The Supreme Court began hearing arguments yesterday appealing a 2006 ruling in favor of Northern California organic alfalfa growers. In Monsanto Co vs Geertson Seed Farms, Phillip Geertson and other producers of organic alfalfa argued that nearby production of Monsanto’s Roundup Ready alfalfa threatened to cross-contaminate their crops. This will be the first case involving GMO crops accepted by the Supreme Court.
In making their case against Monsanto, Geertson cited statutes from the National Environmental Policy Act that was adopted by Congress to “attain the widest range of beneficial uses of the environment without degradation, risk to health and safety, or other undesirable and unintended consequences.” Unfortunately, since it’s passage in 1969, the Supreme Court has defeated all thirteen challenges brought against corporations that relied on NEPA.

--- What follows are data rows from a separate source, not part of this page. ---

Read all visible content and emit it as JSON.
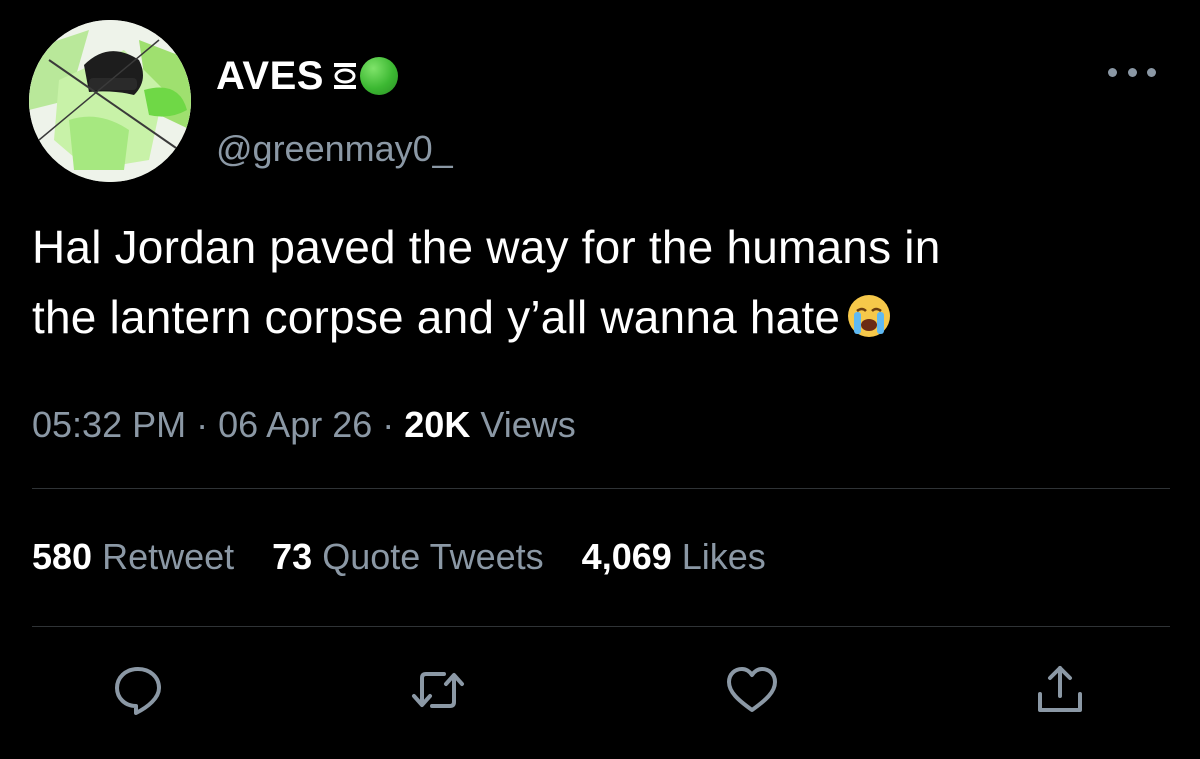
{
  "user": {
    "display_name": "AVES",
    "handle": "@greenmay0_",
    "badge_icons": [
      "lantern-icon",
      "green-circle-emoji"
    ]
  },
  "tweet": {
    "text_line1": "Hal Jordan paved the way for the humans in",
    "text_line2": "the lantern corpse and y’all wanna hate",
    "emoji": "loudly-crying-face-emoji"
  },
  "meta": {
    "time": "05:32 PM",
    "separator": "·",
    "date": "06 Apr 26",
    "views_count": "20K",
    "views_label": "Views"
  },
  "stats": {
    "retweets_count": "580",
    "retweets_label": "Retweet",
    "quotes_count": "73",
    "quotes_label": "Quote Tweets",
    "likes_count": "4,069",
    "likes_label": "Likes"
  },
  "actions": [
    "reply-icon",
    "retweet-icon",
    "like-icon",
    "share-icon"
  ],
  "colors": {
    "background": "#000000",
    "text_primary": "#ffffff",
    "text_secondary": "#8b98a5",
    "divider": "#2f3336",
    "accent_green": "#3cb832"
  }
}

Part of Monsanto’s case relies on the argument that the “irreparable harm” allegedly caused by its Roundup Ready crops is solely economic and not environmental, thus it is not covered by NEPA.

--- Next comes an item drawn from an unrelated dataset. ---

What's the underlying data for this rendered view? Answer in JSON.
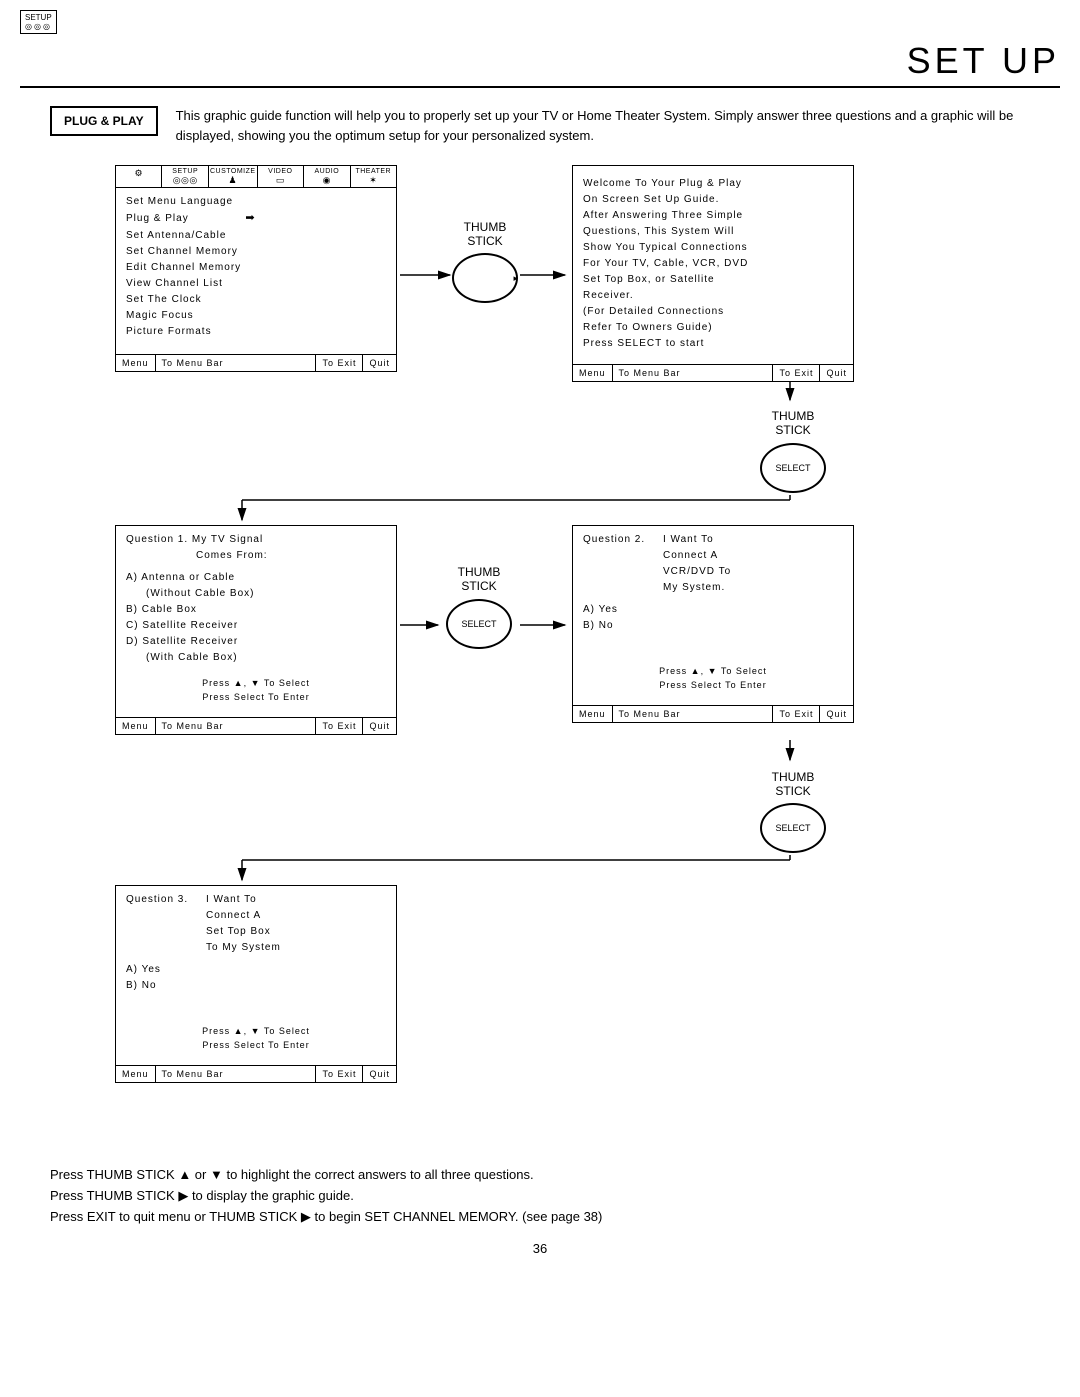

Their argument struck me as fundamentally unsound, based in the false distinction between environmental and ecological harm. While Monsanto sees the world as a collection of exploitable resources, organic farmers understand that a healthy economy relies on a healthy environment.

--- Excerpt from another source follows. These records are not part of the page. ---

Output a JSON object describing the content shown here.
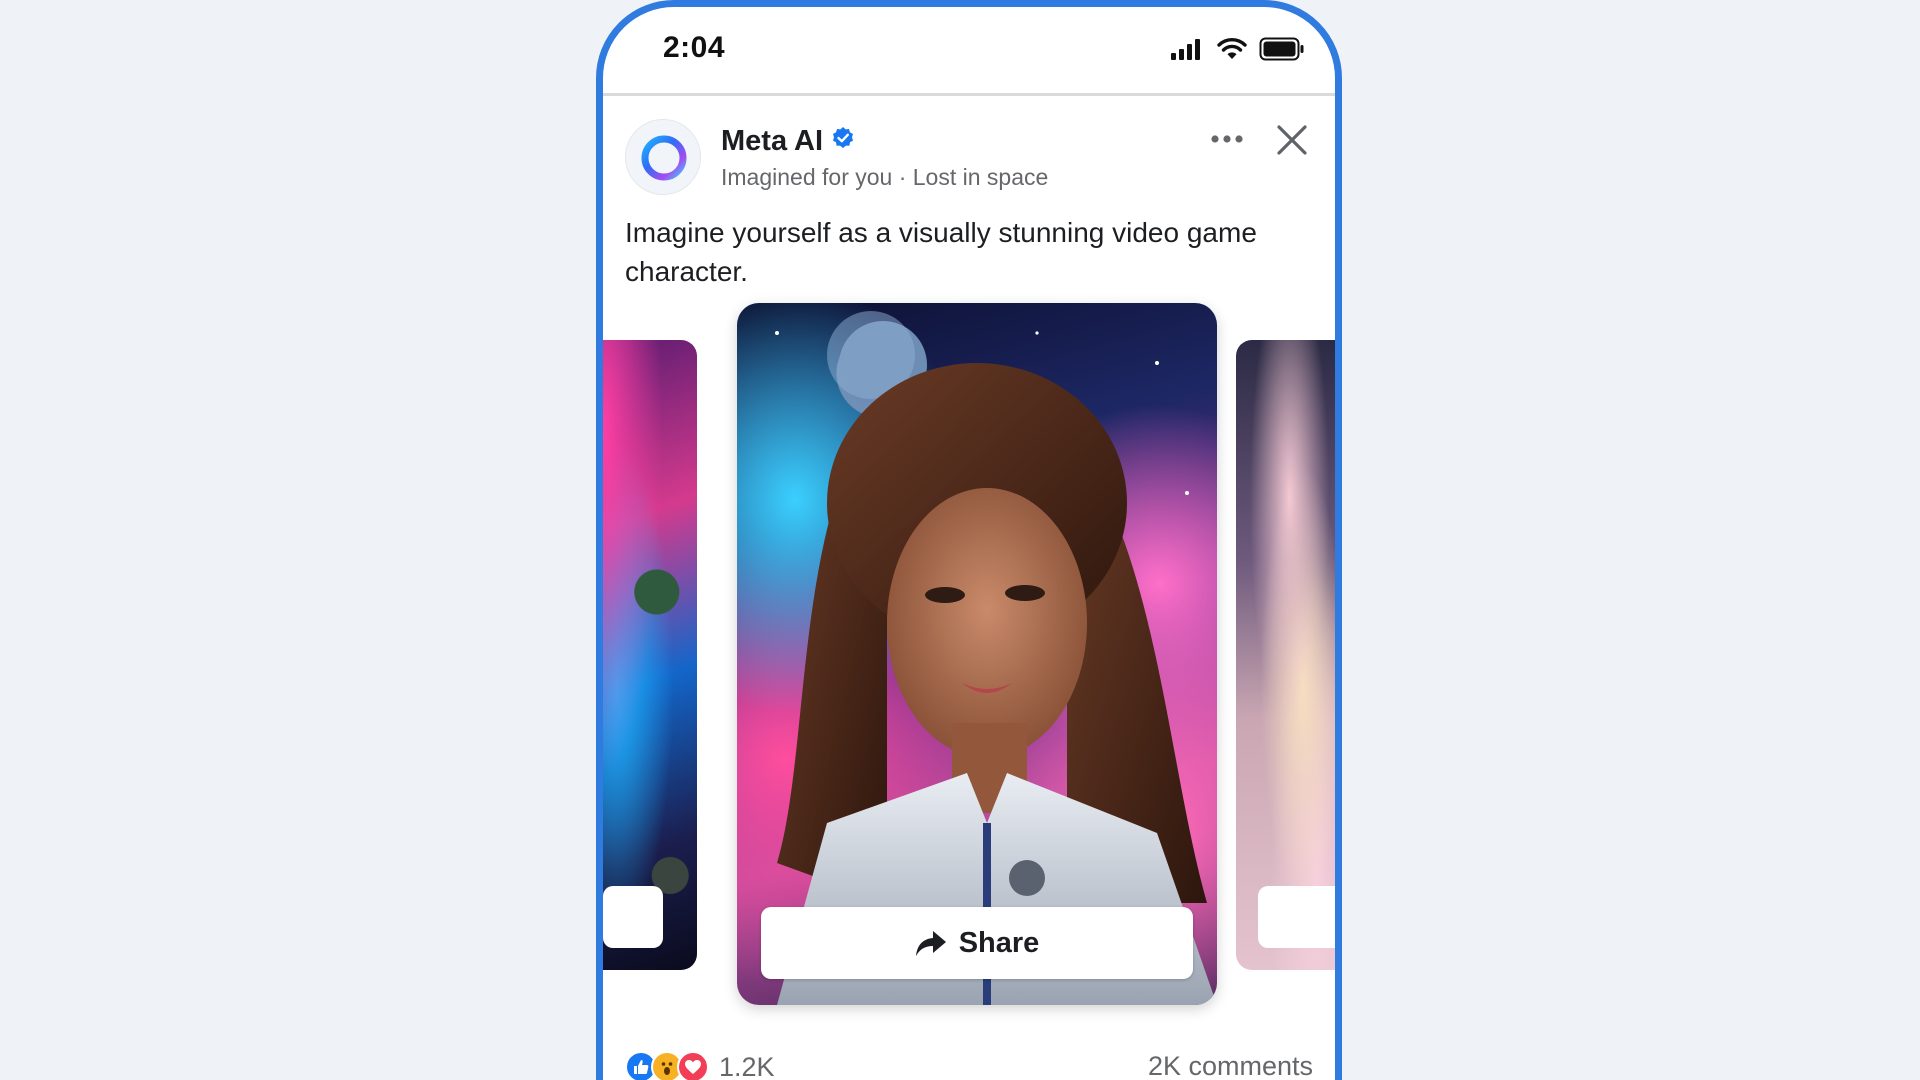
{
  "status_bar": {
    "time": "2:04",
    "icons": [
      "cellular-signal-icon",
      "wifi-icon",
      "battery-icon"
    ]
  },
  "post": {
    "author": "Meta AI",
    "verified": true,
    "subtitle": "Imagined for you · Lost in space",
    "text": "Imagine yourself as a visually stunning video game character.",
    "actions": [
      "more-options-icon",
      "close-icon"
    ]
  },
  "carousel": {
    "cards": [
      {
        "position": "previous",
        "description": "astronaut in colorful space scene"
      },
      {
        "position": "current",
        "description": "young woman in space suit with planets and nebula behind her"
      },
      {
        "position": "next",
        "description": "astronaut among pink clouds"
      }
    ],
    "share_label": "Share"
  },
  "footer": {
    "reactions": [
      "like",
      "wow",
      "love"
    ],
    "reaction_count": "1.2K",
    "comments": "2K comments"
  },
  "colors": {
    "frame": "#2f7bdf",
    "verified": "#1877f2",
    "like": "#1877f2",
    "love": "#f33e58",
    "wow": "#f7b125",
    "secondary_text": "#65676b"
  }
}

“Sustainability” is not just a hippy buzzword, or passing fad. It is, by definition, a necessity for the continuation of life on earth. This common sense reality is cleverly illustrated in a two-minute video, produced by the Natural Step: https://www.youtube.com/watch?v=FFCNCQleCuk.
Industry advocates, including the U.S. Chamber of Commerce, the American Petroleum Institute, Croplife America and the National Association of Home Builders, filed a brief requesting that “the Court should make clear once and for all that a court must find likely irreparable harm before issuing an injunction."
Congress clearly stated that activities that presented a “risk to health and safety” could be challenged. GMO technology is largely untested, and where it has been tested the results are not encouraging. In 1969, Congress could not have predicted the technologies we would be evaluating forty years later. But in their wisdom, they left the wording broad and sympathetic to the well being of the general population. GM technology clearly presents a risk to the health and safety, not only of those who knowingly consume GM foods, but even those who consume produce grown in the vicinity of GM foods. While industry advocates are hoping the Supreme Court will find genetically modified organisms “innocent until proven guilty,” I believe the intention of Congress was to consider untested technology of this magnitude “dangerous until proven safe.”